Work instruction ::
Count the lines holding the string "counter" in the records, and give only the count.

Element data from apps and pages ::
+++++

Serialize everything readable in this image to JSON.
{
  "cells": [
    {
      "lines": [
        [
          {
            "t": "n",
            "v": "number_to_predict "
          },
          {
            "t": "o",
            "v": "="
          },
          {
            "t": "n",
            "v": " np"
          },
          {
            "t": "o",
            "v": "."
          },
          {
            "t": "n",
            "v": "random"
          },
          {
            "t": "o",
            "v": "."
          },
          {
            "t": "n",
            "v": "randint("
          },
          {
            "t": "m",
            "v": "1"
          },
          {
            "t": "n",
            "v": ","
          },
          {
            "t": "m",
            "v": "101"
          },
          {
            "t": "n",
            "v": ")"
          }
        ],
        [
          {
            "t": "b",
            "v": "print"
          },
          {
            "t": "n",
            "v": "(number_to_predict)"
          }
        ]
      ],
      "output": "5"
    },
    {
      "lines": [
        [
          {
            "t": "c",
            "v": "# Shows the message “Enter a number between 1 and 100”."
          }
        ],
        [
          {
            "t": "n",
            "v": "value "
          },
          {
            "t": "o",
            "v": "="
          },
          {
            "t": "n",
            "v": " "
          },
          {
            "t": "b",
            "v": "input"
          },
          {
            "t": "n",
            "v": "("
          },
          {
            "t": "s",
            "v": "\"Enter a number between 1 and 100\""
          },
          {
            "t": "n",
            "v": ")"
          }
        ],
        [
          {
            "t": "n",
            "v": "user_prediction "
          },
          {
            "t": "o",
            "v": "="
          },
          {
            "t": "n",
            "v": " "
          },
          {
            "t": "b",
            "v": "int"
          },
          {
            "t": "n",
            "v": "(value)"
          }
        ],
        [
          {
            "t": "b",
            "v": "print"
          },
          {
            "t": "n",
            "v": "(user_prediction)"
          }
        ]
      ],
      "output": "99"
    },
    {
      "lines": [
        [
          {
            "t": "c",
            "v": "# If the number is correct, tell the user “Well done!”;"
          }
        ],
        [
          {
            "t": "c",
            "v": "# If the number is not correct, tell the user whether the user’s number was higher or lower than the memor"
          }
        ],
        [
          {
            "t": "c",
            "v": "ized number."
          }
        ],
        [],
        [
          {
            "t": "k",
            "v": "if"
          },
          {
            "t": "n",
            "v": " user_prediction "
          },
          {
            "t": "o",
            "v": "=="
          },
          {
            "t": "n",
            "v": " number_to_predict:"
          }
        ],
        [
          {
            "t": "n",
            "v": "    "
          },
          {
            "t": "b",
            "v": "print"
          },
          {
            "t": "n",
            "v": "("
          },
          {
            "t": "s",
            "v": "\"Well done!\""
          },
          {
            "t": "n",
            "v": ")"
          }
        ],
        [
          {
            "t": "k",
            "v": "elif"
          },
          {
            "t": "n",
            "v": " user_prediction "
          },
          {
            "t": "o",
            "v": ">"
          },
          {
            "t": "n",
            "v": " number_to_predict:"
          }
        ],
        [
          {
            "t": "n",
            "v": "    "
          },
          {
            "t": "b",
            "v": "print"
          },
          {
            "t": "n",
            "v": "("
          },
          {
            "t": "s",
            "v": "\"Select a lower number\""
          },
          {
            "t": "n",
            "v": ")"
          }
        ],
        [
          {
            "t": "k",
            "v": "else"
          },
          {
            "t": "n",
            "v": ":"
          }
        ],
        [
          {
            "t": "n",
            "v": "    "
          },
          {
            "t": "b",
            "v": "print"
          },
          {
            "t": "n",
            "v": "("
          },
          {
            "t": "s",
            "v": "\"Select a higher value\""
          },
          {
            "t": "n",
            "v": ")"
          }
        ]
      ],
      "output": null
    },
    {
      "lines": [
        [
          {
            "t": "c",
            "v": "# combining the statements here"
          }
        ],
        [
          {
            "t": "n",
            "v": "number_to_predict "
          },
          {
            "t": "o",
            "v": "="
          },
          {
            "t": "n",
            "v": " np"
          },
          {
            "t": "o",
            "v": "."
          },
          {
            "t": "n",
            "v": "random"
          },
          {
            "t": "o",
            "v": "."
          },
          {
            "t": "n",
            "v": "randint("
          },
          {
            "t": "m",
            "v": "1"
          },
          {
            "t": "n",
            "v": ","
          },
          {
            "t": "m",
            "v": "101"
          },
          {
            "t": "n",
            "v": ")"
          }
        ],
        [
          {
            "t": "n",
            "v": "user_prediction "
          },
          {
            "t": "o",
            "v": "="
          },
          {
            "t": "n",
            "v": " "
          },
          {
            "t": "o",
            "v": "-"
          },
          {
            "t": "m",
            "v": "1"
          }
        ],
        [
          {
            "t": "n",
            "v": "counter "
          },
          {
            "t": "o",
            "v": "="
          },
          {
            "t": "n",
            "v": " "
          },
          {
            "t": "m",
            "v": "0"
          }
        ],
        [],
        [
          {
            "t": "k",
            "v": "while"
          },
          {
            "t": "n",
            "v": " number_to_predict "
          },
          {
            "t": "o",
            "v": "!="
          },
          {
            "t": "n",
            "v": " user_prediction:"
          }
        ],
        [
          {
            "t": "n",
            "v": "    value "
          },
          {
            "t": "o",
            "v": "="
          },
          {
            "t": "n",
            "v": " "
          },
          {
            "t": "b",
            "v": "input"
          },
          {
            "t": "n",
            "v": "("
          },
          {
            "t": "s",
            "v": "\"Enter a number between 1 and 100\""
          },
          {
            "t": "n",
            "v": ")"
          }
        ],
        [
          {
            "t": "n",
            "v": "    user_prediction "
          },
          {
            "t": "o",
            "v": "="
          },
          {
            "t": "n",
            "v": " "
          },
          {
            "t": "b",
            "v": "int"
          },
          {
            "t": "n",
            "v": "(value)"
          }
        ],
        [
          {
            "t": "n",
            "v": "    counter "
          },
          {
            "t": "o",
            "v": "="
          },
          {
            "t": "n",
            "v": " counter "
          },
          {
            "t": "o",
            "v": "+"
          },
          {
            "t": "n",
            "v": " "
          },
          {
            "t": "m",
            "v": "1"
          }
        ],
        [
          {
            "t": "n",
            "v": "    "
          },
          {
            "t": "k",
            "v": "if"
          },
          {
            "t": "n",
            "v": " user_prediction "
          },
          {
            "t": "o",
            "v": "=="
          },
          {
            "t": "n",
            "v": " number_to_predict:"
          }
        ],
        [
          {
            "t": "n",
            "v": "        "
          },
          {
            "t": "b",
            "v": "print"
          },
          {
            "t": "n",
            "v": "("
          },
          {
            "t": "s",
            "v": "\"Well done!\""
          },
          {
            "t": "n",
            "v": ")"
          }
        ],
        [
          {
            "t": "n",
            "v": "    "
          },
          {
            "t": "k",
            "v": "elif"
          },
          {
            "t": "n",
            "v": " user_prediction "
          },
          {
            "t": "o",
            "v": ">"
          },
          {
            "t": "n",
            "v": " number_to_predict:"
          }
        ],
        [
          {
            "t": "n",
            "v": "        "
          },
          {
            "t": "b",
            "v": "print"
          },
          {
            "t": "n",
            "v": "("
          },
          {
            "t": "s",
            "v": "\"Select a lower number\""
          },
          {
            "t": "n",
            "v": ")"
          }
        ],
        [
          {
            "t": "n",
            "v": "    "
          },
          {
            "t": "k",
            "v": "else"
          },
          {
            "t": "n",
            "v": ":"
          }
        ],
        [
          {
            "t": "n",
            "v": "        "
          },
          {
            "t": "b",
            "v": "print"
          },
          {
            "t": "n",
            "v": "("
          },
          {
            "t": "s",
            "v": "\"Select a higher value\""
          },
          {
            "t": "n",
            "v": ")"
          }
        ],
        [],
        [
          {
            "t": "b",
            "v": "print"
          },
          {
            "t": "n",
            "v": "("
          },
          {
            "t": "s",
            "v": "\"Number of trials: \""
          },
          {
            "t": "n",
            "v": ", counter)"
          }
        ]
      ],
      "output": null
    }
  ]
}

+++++

Result of the task ::
4